The allocation in the chapter for a capital raise in the project company for the upgrade of the Paks nuclear power plant is 106.7 billion forints and 150 billion forints is earmarked for developments in Hungary’s biggest cities under the Modern Cities programme.
The bill shows a 39.9 billion forint allocation for the preparation and implementation of the Liget Budapest Project, an overhaul of the capital’s City Park.
The prime minister’s office and its related institutions will altogether get 846 billion forints. The budget chapter on the office targets over 51 billion forints in revenues. The budget earmarks 30 billion forints for the prime minister’s office alone and targets operating revenue of 6.6 billion forints.
The bill allocates 220.1 billion forints for the Ministry of Foreign Affairs and Trade, targeting 6.75 billion forints in own revenue. A total of 71.94 billion forints will go towards funding Hungary’s representative offices. The budget targets 6.4 billion forints in operating revenue in this area. As regards the management of the ministry, the bill shows operating revenue of 187.8 billion forints and spending of 11 billion forints.
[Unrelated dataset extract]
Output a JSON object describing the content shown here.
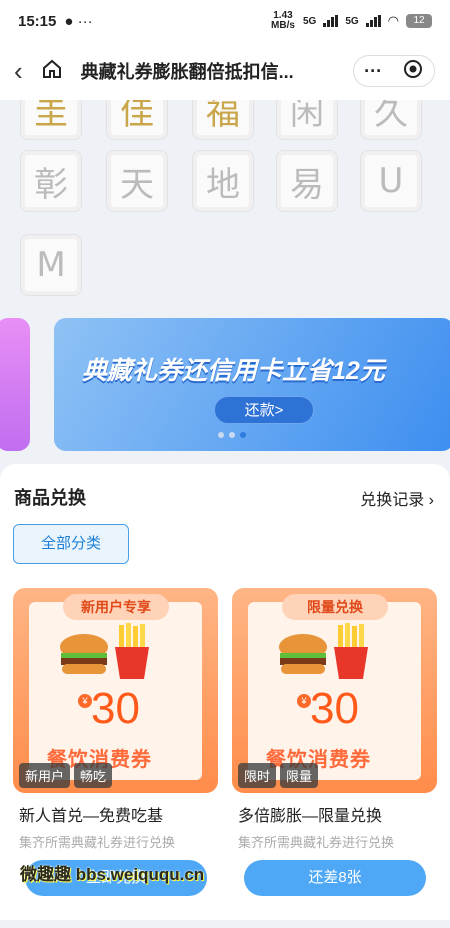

In health-care spending, funding for general practitioners’ surgeries will rise by 12 billion forints to 124 billion forints. The government will spend 2,315 billion forints on the health insurance fund compared with 2,059 billion forints in 2017.
Spending on local governments will rise by over 54 billion forints from this year’s 641 billion forints to 695.5 billion forints.
The police and security forces that fall under the jurisdiction of the interior ministry will see a significant budget increase. The police forces will get 218 billion forints and the TEK counter-terrorism force 13 billion forints for personnel expenses. The latter will be given 2.3 billion forints for material expenditures next year.
The defence budget will increase by 77 billion forints to 427 billion forints, or more than 1 percent of GDP. In 2012, the government adopted a resolution in which it pledged to increase defence spending by 0.1 percent of GDP from 2016.
Pension funding for women who choose to retire early will increase to nearly 260 billion forints from 233 billion forints in 2017. Spending on old-age pensions will rise from this year’s 2,501 billion forints to 2,669 billion forints next year. Orphan support will increase slightly from 31 billion forints to 32.5 billion and funding for widow’s pensions will be 348 billion forints compared with 334 billion forints in 2017.